▶ _TASK INPUTS_:
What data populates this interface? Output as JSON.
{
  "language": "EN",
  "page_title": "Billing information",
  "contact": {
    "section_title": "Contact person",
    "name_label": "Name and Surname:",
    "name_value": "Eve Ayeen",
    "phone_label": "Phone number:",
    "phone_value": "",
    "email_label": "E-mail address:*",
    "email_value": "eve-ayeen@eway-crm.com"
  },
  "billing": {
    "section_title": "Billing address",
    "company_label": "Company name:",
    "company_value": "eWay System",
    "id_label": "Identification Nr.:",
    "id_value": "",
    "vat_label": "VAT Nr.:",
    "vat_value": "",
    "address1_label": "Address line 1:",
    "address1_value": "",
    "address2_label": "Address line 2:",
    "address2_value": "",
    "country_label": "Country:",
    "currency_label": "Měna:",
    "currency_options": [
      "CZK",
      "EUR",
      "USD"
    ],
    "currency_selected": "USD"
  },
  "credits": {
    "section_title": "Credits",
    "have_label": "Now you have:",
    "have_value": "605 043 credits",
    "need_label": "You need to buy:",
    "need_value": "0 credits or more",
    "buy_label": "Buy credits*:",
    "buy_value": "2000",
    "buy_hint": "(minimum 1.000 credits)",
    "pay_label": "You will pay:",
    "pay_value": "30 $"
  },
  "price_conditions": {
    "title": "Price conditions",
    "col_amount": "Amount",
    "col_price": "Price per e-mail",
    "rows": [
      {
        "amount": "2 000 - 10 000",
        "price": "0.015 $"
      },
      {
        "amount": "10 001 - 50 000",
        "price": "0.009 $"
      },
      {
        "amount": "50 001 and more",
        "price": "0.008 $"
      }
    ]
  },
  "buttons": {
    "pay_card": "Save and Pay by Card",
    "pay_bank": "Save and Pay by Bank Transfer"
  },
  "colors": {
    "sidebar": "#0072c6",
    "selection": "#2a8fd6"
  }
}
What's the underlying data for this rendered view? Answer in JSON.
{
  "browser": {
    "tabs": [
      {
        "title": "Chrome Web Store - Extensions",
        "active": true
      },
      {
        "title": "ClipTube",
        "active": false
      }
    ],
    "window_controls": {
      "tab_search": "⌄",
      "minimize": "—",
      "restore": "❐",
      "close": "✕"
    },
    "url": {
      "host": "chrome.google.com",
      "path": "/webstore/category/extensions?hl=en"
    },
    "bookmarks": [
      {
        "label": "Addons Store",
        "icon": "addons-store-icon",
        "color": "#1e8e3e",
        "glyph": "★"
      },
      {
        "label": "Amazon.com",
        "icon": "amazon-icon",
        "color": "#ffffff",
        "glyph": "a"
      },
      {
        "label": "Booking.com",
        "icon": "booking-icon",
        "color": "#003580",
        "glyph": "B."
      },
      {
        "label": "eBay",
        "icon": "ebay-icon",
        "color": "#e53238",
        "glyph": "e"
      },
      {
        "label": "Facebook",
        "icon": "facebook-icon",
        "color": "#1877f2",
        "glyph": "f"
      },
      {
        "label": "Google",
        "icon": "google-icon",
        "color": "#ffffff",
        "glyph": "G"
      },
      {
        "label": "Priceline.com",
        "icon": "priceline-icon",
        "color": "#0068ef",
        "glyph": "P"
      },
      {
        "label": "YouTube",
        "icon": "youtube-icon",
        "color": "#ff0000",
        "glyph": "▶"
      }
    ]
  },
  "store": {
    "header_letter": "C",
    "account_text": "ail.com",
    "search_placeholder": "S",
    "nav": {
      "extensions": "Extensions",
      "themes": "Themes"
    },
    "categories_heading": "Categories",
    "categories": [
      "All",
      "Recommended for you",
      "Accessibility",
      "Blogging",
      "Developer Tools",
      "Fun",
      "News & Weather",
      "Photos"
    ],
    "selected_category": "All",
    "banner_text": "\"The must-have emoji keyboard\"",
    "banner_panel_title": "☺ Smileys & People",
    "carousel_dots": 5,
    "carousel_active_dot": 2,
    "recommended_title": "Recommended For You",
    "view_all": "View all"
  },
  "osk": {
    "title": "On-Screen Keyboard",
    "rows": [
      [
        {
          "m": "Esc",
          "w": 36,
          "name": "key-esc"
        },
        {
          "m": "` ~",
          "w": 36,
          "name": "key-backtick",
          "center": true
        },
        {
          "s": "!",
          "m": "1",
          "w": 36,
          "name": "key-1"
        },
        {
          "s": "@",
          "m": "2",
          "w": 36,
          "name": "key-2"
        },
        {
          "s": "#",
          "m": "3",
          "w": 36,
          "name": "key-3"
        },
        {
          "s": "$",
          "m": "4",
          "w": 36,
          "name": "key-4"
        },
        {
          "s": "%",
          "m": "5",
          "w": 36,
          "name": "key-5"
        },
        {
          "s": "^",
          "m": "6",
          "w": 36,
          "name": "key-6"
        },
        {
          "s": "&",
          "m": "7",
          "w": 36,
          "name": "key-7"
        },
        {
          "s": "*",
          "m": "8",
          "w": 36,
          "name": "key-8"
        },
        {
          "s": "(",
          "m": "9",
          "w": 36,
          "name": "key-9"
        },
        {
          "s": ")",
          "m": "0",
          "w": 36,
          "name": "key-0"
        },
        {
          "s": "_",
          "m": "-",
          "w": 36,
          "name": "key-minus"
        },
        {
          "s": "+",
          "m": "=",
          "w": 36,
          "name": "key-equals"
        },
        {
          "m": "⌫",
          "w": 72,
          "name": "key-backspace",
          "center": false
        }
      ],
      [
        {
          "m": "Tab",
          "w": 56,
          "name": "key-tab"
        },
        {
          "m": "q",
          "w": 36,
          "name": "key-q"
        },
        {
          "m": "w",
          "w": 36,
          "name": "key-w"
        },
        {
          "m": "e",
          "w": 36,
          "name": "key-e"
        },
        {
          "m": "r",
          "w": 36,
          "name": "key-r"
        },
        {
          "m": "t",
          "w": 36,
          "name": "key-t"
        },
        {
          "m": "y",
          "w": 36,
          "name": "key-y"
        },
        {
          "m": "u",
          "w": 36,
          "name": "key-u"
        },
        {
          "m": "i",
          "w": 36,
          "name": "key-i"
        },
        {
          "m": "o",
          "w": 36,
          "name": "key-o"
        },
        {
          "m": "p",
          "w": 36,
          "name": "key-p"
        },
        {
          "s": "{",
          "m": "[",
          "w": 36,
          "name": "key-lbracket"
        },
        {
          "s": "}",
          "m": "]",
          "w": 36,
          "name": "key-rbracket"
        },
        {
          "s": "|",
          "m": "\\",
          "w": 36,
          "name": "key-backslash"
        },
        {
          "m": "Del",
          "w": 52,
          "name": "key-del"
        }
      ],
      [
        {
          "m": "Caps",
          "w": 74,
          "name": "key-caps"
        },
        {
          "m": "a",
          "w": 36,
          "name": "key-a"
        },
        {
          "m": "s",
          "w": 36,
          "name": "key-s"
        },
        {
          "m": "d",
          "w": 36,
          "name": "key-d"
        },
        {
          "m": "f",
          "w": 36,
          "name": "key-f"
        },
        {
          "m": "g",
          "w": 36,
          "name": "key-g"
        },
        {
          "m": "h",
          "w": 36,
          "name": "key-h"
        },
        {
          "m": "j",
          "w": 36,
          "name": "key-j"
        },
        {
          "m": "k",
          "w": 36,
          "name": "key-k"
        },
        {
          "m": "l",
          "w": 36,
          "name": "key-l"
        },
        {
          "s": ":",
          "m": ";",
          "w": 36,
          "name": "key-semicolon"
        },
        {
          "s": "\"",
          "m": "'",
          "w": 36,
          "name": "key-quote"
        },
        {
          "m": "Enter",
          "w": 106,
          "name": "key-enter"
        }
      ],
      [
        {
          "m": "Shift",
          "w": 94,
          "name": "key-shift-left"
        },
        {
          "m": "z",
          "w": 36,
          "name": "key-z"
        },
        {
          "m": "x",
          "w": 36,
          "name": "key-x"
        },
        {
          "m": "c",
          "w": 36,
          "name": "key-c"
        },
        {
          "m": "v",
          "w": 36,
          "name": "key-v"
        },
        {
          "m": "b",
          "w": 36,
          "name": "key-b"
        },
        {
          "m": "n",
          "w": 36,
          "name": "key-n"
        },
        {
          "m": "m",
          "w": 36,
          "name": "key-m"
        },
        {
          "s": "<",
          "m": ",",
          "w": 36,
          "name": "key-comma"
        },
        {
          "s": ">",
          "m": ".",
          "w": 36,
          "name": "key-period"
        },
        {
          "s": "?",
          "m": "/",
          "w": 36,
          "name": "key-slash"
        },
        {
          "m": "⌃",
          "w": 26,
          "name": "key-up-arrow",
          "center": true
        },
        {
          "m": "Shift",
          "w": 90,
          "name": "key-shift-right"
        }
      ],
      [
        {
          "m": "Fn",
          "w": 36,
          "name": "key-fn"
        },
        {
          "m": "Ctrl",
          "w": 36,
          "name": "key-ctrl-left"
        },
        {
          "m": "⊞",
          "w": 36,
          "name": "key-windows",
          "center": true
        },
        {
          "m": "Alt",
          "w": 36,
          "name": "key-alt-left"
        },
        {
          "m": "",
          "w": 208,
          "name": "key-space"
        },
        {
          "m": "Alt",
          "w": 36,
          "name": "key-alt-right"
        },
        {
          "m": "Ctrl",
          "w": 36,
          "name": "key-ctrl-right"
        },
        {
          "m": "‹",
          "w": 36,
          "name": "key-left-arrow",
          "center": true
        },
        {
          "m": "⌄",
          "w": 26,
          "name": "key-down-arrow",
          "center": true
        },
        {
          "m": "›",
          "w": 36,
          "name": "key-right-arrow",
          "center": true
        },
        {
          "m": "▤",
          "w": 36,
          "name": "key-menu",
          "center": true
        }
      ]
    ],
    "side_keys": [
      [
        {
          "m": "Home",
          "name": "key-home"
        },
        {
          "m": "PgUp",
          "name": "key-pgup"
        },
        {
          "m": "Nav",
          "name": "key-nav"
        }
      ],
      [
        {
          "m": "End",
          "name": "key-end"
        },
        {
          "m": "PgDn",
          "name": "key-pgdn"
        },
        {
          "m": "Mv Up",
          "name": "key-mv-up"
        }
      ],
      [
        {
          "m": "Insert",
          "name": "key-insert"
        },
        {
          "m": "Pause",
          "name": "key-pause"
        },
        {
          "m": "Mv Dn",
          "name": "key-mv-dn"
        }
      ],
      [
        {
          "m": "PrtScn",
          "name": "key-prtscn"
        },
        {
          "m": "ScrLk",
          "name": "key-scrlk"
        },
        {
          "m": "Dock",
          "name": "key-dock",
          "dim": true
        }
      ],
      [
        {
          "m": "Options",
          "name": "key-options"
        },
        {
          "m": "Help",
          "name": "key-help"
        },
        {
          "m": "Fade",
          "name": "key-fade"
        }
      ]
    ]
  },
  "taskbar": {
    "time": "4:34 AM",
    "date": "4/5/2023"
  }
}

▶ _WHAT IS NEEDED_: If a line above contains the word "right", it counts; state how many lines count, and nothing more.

▶ _OUTPUT_: 4